**EXERCISE GOAL:**
Give back all the data exactly as it was written.
SOURCE MATERIAL: Begin
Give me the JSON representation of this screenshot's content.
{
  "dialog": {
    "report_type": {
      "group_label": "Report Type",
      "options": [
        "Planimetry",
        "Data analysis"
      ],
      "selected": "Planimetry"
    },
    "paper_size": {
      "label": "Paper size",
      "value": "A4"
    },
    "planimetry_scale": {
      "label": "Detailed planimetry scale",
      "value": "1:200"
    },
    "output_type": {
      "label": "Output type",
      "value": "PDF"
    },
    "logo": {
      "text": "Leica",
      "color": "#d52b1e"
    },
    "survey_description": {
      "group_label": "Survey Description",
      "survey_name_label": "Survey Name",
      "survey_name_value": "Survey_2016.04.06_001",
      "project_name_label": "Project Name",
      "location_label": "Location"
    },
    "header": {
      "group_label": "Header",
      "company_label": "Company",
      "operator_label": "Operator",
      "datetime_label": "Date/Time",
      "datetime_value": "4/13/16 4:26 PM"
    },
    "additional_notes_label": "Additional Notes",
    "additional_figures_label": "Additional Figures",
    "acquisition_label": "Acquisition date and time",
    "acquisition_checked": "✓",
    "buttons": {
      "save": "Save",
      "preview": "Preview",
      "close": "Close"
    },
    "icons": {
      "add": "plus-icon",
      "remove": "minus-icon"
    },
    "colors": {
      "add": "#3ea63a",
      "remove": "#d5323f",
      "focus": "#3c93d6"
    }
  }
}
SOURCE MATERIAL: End
**ANSWER TO THE PROBLEM:**
Give me the JSON representation of this screenshot's content.
{
  "dialog": {
    "report_type": {
      "group_label": "Report Type",
      "options": [
        "Planimetry",
        "Data analysis"
      ],
      "selected": "Planimetry"
    },
    "paper_size": {
      "label": "Paper size",
      "value": "A4"
    },
    "planimetry_scale": {
      "label": "Detailed planimetry scale",
      "value": "1:200"
    },
    "output_type": {
      "label": "Output type",
      "value": "PDF"
    },
    "logo": {
      "text": "Leica",
      "color": "#d52b1e"
    },
    "survey_description": {
      "group_label": "Survey Description",
      "survey_name_label": "Survey Name",
      "survey_name_value": "Survey_2016.04.06_001",
      "project_name_label": "Project Name",
      "location_label": "Location"
    },
    "header": {
      "group_label": "Header",
      "company_label": "Company",
      "operator_label": "Operator",
      "datetime_label": "Date/Time",
      "datetime_value": "4/13/16 4:26 PM"
    },
    "additional_notes_label": "Additional Notes",
    "additional_figures_label": "Additional Figures",
    "acquisition_label": "Acquisition date and time",
    "acquisition_checked": "✓",
    "buttons": {
      "save": "Save",
      "preview": "Preview",
      "close": "Close"
    },
    "icons": {
      "add": "plus-icon",
      "remove": "minus-icon"
    },
    "colors": {
      "add": "#3ea63a",
      "remove": "#d5323f",
      "focus": "#3c93d6"
    }
  }
}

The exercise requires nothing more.